Written by: Erin O’brien
Many moons ago – we will not go into the exact number of years – I was quite possibly made of play dough – able to bend myself in weird and wonderful ways; in half and probably in quarters if asked.
Fast forward a few years… alright, more than a few years… and apart from retaining a good amount of flexibility in my legs, I am a lovely plank of oak.
To be completely honest, I took flexibility completely for granted during my younger years; it was normal for me to put my legs behind my head and my toe on the back of my scalp. Now? My shoulders are so tight I yelp while trying to unfasten my bra. To this fact I was actually blissfully unaware until I started trying some of the multitude of tricks out there that incorporate shoulder flexibility. To say I was shocked is an understatement.
What did I do? Naturally, I began stretching my shoulders, a decision that sounds both logical and wise, which it would have been had I eased myself into it instead of jumping head first like an impatient toddler. The result? Injured shoulders and visits to the physio.
At this point, I am sure it would be safe to assume that I had learned my lesson. Surely a woman in her 30’s, a mother, a university graduate, would use common sense in order to realise that pushing flexibility too fast and too hard is a big no-no… right? Well, that is what you would think but alas, my need for perfection and the frustration at not being able to do ALL the tricks blurred any shred of sense I possessed as well as reducing my impulse control to that of a 13 year old boy.
I had seen a trick that I was positive I could do; it relied on leg flexibility and in my mind I had that in spades, so why not? So, I tried it; I failed – but not miserably, which was unfortunately part of my downfall because I believed that if I did some extra stretching, this move of all moves would be mine.
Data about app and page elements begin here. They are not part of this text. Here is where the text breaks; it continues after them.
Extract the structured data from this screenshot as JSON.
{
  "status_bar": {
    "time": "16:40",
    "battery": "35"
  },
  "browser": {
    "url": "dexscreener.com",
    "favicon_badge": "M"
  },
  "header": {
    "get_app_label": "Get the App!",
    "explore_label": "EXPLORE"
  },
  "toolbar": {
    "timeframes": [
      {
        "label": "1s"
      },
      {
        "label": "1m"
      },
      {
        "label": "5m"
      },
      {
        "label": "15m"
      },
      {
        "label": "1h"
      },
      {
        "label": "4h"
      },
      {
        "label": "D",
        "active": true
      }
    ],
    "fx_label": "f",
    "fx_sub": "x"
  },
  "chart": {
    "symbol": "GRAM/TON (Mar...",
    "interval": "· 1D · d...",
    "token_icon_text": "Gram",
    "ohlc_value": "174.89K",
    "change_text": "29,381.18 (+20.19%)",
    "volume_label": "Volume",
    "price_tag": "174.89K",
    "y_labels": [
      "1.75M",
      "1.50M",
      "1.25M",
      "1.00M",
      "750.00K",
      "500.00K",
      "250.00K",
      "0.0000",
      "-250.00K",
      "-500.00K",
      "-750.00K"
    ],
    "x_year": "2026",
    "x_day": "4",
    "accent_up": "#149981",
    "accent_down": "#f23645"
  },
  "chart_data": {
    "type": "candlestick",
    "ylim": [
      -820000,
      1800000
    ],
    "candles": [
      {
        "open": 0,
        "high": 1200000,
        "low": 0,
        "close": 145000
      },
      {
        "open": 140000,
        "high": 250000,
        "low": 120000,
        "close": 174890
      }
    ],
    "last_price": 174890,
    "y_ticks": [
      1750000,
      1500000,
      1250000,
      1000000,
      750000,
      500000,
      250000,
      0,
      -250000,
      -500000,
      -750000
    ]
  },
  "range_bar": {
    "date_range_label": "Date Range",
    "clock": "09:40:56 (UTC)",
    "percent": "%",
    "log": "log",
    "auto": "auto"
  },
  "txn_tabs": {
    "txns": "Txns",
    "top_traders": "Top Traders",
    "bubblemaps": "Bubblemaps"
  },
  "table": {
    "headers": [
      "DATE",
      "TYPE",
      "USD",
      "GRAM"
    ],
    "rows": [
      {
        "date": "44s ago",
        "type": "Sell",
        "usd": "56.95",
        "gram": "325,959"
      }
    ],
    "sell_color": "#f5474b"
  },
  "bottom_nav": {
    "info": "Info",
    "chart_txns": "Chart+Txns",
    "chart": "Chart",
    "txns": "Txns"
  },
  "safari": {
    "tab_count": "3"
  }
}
Once again, I was wrong. What I ended up with, instead of an awesome new trick to post on instagram, were minor tears in my hamstrings. The word ‘minor’ made me sigh with relief at first, but believe me – there is nothing nice about minor and I am one hundred percent dedicated to never meeting ‘major’.
How could I have let this happen? I work in the fitness industry, I know what I should and should not have done, but I ignored my rational side and pushed and pushed anyway. Pushing oneself can be a good thing in some situations, no doubt, but when it comes to the extreme limits of what your body can do there are moments when you need to slow it down. I am not getting any younger and I will not be getting another body if I completely anihilate this one, not on my salary anyway!
This is the point at which I found myself extremely frustrated and annoyed with my body for not progressing quicker, for not being more flexible, for being “less” than all the hyper-bendy dancers I saw day after day on social media. I am quite certain there are people out there who have felt the same way, have felt demotivated and stuck, all the emotions that occur when your goal starts to seem incredibly far away; and then I read a post by an amazing dancer who could do all the things I so desperately wanted to do but felt would never be within my grasp, and I was suddenly able to smile again and accept where I was in my flexibility progression.
The post spoke about years spent doing flexibility training, of not being naturally flexible and having to work with determination and perseverence while still understanding the limits of your own body. I looked at the pictures of her progress and saw that, unlike the crazy expectations I had had of myself, it had taken years to achieve the things I had wanted to force in a few weeks. I was able to accept that my body needed time, patience, and very importantly – periods of rest.
It struck me as funny though, because I knew all of these things, and it still took the story/experience of someone else to lift the veil from my eyes.
Of course, I am not at all implying that it is impossible to achieve these great levels of flexibility, even as we get older (body changes that occur as we age will have an affect on flexibility), but what I am saying is that it takes care and patience as well as dedication and perhaps a good sense of humour as well. Working on flexibility is also important for another reason, quite apart from working towards crazy feats of bendy gloriousness, and that is injury prevention. Stretching is an extremely important part of any sport and whether or not you are trying to contort into a prezl, making sure you stretch is imperative.
To end, I would like to underline the need to remember that we do not all have to be contortionists – many amazing pole dancers, while not being able to put the back of their heads on their bums, are strong and graceful and pure artists. Watching a performance by a sensational dancer is not diminished because they cannot do middle splits – there are so many other attributes that go into making a great performer, and extreme flexibility, in my opinion, is a bonus and not a necessity.
I am still on my flexibility journey and making small improvements that I rejoice in as if they were huge because I know I am getting a little closer each day; I still have tight shoulders, but I will persevere and I will not lose faith – onwards and upwards.
About Erin: Originally from South Africa, lives in Ireland with her husband and two daughters. She is a fitness instructor who teaches spinning part time while using all available other time to immerse herself in her one true passion: everything pole